WORK REQUEST: When a line in the listing below contains the word "生成全篇", return a copy of that line.

== SOURCE DATA ==

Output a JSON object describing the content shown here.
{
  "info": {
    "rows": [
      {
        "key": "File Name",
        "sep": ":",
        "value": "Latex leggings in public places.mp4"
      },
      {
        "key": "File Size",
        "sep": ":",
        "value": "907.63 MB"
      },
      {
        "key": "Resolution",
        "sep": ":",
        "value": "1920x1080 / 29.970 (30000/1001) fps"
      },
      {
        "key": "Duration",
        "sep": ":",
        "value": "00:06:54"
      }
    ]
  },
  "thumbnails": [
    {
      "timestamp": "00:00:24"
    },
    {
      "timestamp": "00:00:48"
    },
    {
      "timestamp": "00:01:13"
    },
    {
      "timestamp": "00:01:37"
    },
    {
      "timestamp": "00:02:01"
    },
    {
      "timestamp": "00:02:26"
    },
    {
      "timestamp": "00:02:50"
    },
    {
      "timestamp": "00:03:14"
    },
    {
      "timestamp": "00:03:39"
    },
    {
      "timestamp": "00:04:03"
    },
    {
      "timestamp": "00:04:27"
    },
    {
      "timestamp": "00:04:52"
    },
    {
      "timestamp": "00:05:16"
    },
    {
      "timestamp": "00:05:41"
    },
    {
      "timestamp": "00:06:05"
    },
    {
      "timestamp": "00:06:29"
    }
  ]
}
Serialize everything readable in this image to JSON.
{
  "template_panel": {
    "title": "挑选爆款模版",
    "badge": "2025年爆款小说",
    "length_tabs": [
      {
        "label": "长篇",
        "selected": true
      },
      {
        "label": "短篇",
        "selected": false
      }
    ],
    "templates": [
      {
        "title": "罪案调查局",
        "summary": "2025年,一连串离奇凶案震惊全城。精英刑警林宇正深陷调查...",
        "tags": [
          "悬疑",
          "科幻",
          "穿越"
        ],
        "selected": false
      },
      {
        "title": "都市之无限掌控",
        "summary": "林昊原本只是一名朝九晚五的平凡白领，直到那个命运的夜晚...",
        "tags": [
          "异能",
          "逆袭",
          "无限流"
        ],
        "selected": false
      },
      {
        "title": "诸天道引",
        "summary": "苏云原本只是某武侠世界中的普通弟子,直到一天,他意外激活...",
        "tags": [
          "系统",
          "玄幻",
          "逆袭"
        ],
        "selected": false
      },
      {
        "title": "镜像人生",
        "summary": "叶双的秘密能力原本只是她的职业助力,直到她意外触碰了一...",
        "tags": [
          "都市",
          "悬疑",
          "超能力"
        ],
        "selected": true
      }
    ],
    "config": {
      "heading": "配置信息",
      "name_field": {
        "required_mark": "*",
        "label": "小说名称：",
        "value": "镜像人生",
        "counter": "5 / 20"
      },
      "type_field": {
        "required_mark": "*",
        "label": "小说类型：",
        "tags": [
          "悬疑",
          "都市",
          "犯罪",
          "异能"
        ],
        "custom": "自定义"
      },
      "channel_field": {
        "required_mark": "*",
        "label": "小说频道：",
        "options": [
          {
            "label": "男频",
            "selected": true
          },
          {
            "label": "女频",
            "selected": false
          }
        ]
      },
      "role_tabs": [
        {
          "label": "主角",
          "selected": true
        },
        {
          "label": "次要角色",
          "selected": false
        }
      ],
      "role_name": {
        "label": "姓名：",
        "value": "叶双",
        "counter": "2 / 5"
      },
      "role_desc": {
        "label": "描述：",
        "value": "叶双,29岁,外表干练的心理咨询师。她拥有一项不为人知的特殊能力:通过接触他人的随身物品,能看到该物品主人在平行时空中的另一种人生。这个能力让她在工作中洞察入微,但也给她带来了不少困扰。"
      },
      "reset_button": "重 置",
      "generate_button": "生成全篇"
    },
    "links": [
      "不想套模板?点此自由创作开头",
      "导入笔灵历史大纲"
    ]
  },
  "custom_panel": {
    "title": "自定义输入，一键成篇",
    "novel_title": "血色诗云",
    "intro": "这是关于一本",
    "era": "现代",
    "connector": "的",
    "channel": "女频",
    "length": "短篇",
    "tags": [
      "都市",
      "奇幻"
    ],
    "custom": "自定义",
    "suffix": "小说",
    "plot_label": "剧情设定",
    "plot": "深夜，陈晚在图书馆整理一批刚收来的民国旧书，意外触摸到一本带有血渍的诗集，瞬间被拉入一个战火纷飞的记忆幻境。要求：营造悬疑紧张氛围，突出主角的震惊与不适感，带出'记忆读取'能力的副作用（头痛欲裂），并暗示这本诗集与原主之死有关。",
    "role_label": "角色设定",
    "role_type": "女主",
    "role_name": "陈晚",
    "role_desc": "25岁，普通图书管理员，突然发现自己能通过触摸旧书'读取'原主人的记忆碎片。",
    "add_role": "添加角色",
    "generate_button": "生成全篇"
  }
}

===

YOUR SOLUTION:
      "generate_button": "生成全篇"
    "generate_button": "生成全篇"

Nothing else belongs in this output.